Last year, the Ohio General Assembly passed legislation prohibiting cities from setting their own minimum wages.
That has hamstrung efforts by Democrats on Cincinnati City Council to set requirements that employers pay above Ohio’s $8.10 an hour minimum wage. But Councilman Chris Seelbach is proposing legislation that may provide a partial end-run around the State House.
At an Oct. 12 news conference outside City Hall, Seelbach announced that he is introducing an ordinance that would tie job-creation tax incentives the city gives to companies to fair wages for their employees.
Companies would only get the incentives — which allow employers to keep part of the earnings tax normally paid to the city — if they agree to pay their workers $12.50 an hour starting Jan. 1 next year. That requirement will rise to $15 an hour starting Jan. 1, 2019.
“We don’t want to be subsidizing through tax breaks jobs that put people in poverty,” Seelbach said. “If you’re making $8.15 an hour, that’s less than $16,000 a year before taxes. We are reinforcing that we’re only going to subsidize jobs that allow a person to not worry about being homeless or putting food on the table.”
Others, including Councilman Wendell Young and council candidates Derek Bauman, Brian Garry and Michelle Dillingham, agree.
“You can be very clear that the right thing to do is to make sure workers on projects subsidized by the city should be survival wages, not poverty wages,” Dillingham said at the news conference. “We are a Fortune 500 town, and there is enough. Our teachers in our schools, social workers providing mental health care, police and fire in the homes of our citizens see the effects of poverty caused by low wages.”
The city has given out millions of dollars in job creation tax incentives in recent years. They've been used to lure big employers to the city and were included in the city's biggest incentive package ever — a deal that enticed General Electric to build a global operations center at The Banks. That office employs just less than 1,400 people. The city rebates 85 percent of their earnings taxes back to GE.

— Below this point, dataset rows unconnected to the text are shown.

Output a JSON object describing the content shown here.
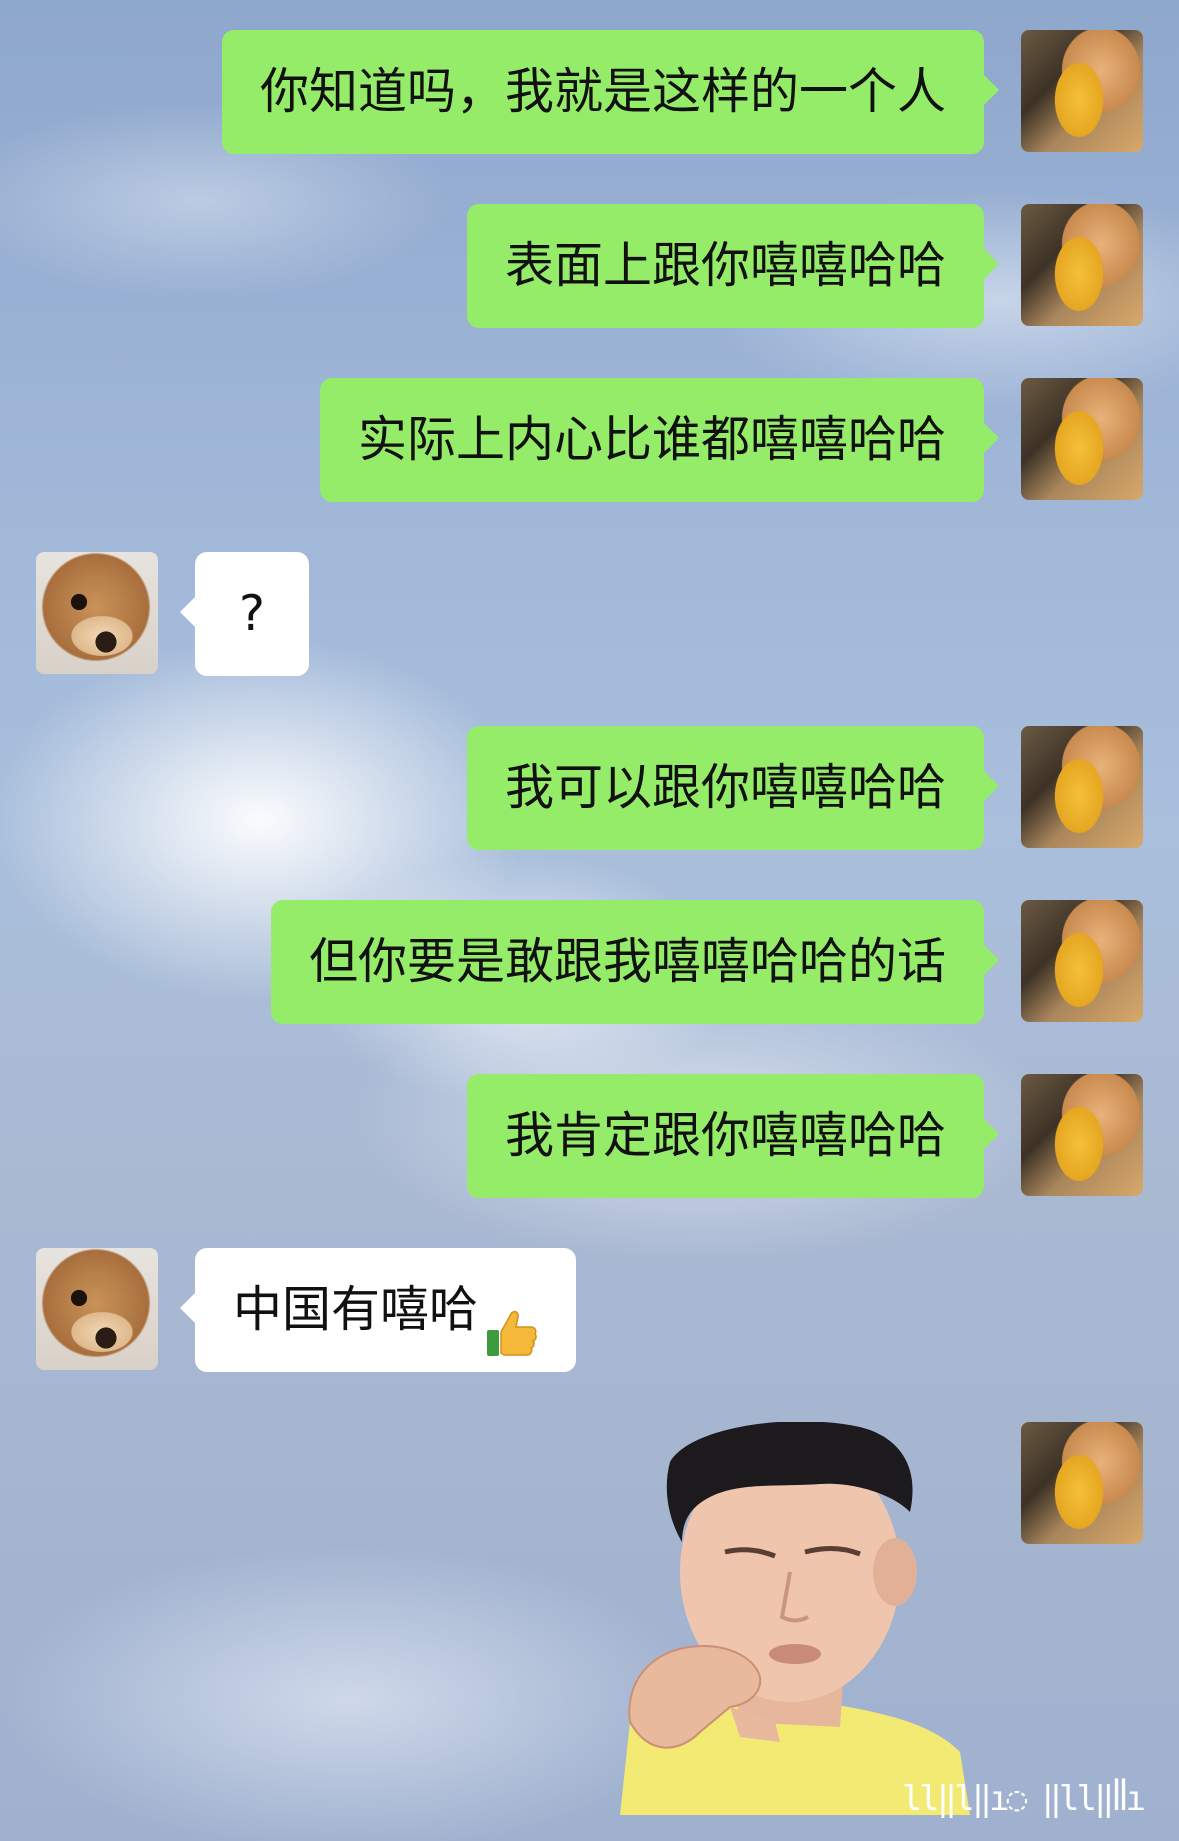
{
  "messages": [
    {
      "side": "right",
      "text": "你知道吗，我就是这样的一个人"
    },
    {
      "side": "right",
      "text": "表面上跟你嘻嘻哈哈"
    },
    {
      "side": "right",
      "text": "实际上内心比谁都嘻嘻哈哈"
    },
    {
      "side": "left",
      "text": "?"
    },
    {
      "side": "right",
      "text": "我可以跟你嘻嘻哈哈"
    },
    {
      "side": "right",
      "text": "但你要是敢跟我嘻嘻哈哈的话"
    },
    {
      "side": "right",
      "text": "我肯定跟你嘻嘻哈哈"
    },
    {
      "side": "left",
      "text": "中国有嘻哈",
      "emoji": "thumbs-up"
    },
    {
      "side": "right",
      "type": "sticker",
      "sticker": "man-face-sticker"
    }
  ],
  "avatars": {
    "me": "cat-with-bread-avatar",
    "other": "dog-face-avatar"
  },
  "colors": {
    "sent_bubble": "#95ec69",
    "received_bubble": "#ffffff"
  },
  "watermark": "ll‖l‖ı◌ ‖ll‖ꟾꟾı"
}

The employees at that facility make high salaries — the average is around $80,000 a year. But other jobs lured into the city with those tax incentives don’t always pay high wages, Seelbach says.

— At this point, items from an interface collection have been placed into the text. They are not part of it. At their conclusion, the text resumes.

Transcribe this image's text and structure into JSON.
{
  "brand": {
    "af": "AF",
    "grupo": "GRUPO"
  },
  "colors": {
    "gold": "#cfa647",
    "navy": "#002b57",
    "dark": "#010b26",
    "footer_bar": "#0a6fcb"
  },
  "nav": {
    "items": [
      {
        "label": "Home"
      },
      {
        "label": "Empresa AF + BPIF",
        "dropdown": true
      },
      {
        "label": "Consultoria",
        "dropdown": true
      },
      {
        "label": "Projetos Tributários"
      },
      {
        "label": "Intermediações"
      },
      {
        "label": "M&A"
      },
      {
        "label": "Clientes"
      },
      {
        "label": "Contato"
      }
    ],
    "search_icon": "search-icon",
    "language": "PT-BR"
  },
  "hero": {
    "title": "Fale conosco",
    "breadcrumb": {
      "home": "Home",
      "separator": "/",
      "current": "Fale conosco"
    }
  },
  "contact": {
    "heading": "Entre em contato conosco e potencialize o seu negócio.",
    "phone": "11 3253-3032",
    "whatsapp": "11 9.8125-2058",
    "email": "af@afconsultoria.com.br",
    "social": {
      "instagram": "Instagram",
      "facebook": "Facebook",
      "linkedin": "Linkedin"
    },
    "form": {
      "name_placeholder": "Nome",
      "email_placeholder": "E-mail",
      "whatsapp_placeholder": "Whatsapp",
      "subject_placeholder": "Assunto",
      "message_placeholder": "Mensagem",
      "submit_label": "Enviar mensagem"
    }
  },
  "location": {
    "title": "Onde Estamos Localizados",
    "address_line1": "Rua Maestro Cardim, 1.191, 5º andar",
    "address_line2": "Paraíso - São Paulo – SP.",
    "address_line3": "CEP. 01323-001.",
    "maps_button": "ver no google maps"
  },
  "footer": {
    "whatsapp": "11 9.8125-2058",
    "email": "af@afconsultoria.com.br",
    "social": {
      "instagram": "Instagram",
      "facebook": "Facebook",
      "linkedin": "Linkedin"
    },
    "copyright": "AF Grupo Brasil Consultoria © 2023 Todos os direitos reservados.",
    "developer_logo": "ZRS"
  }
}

The city has made 39 job creation tax credit deals over the past five years totaling about $95 million. The information used for these deals is simple: the number of jobs and the average annual wage of the jobs created or retained. Usually, individual salary or wage information for each job isn't disclosed, so council doesn't know the minimum salaries for low-end jobs.

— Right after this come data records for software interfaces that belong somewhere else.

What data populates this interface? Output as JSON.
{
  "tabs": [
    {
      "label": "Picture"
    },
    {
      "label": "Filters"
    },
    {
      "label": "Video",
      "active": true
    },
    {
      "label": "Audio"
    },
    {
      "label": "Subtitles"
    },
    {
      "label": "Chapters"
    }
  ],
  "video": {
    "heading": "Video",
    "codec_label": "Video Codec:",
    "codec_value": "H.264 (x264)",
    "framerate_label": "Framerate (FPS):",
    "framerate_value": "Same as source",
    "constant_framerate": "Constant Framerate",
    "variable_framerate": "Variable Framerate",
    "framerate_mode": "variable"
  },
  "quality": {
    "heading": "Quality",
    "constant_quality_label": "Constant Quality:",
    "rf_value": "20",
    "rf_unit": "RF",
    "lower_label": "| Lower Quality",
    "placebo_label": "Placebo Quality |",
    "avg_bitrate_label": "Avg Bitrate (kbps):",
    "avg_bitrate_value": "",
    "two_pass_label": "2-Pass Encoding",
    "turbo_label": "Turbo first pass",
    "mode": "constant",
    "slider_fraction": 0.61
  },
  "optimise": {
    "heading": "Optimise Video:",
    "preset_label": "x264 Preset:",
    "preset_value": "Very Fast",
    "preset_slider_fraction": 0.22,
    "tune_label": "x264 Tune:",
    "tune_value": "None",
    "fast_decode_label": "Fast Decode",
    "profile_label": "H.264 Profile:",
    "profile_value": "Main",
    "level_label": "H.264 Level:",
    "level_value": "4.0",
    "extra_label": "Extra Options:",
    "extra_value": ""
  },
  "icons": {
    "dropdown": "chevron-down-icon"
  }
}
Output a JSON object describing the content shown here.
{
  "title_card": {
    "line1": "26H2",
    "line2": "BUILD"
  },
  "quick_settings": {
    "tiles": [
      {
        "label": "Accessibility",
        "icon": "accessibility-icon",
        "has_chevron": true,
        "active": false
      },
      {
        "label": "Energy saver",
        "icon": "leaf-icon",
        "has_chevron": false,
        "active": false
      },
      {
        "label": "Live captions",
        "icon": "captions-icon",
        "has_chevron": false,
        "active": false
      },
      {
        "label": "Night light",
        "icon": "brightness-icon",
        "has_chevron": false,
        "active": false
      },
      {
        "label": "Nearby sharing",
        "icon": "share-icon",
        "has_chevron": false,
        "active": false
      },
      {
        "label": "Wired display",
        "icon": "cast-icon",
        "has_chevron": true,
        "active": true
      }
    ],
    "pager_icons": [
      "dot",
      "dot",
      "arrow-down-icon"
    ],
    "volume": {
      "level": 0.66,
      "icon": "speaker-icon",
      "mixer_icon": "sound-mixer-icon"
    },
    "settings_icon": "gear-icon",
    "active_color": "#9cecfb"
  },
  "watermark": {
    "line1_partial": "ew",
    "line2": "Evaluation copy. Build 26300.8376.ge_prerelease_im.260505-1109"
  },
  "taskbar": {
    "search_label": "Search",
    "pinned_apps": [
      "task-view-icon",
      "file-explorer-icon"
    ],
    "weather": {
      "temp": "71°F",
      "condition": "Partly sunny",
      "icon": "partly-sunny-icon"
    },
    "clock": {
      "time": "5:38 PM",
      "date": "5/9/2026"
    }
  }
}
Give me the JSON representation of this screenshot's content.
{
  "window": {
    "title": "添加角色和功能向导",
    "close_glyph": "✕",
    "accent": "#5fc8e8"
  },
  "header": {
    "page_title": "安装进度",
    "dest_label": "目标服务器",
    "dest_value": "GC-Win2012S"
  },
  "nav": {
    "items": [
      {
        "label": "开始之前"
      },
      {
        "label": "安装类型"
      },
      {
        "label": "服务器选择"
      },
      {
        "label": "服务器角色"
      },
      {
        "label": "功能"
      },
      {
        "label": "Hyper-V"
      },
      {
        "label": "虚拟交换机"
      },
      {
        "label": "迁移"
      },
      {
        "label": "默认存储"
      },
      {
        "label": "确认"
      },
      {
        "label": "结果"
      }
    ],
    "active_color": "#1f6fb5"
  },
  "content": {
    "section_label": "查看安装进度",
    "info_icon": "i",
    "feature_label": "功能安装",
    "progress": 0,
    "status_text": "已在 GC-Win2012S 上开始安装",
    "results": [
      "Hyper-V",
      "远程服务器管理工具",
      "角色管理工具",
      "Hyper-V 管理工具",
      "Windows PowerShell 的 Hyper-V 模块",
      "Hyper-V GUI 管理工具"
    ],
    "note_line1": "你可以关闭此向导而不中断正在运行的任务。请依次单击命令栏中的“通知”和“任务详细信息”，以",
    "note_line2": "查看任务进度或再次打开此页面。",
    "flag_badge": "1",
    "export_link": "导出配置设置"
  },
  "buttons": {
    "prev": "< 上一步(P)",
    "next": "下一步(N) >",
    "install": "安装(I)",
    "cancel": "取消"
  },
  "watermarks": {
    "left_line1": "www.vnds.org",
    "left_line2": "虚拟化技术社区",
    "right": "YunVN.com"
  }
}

“We’re 100 percent sure that there are (jobs getting the incentives that don’t pay high wages), but we don’t ask,” Seelbach says. Currently, the city simply accepts the average wage of all the jobs in an incentive package. “We ask the average salary, and if you’re creating a job, you get a tax break. This will ensure we’re asking that question.”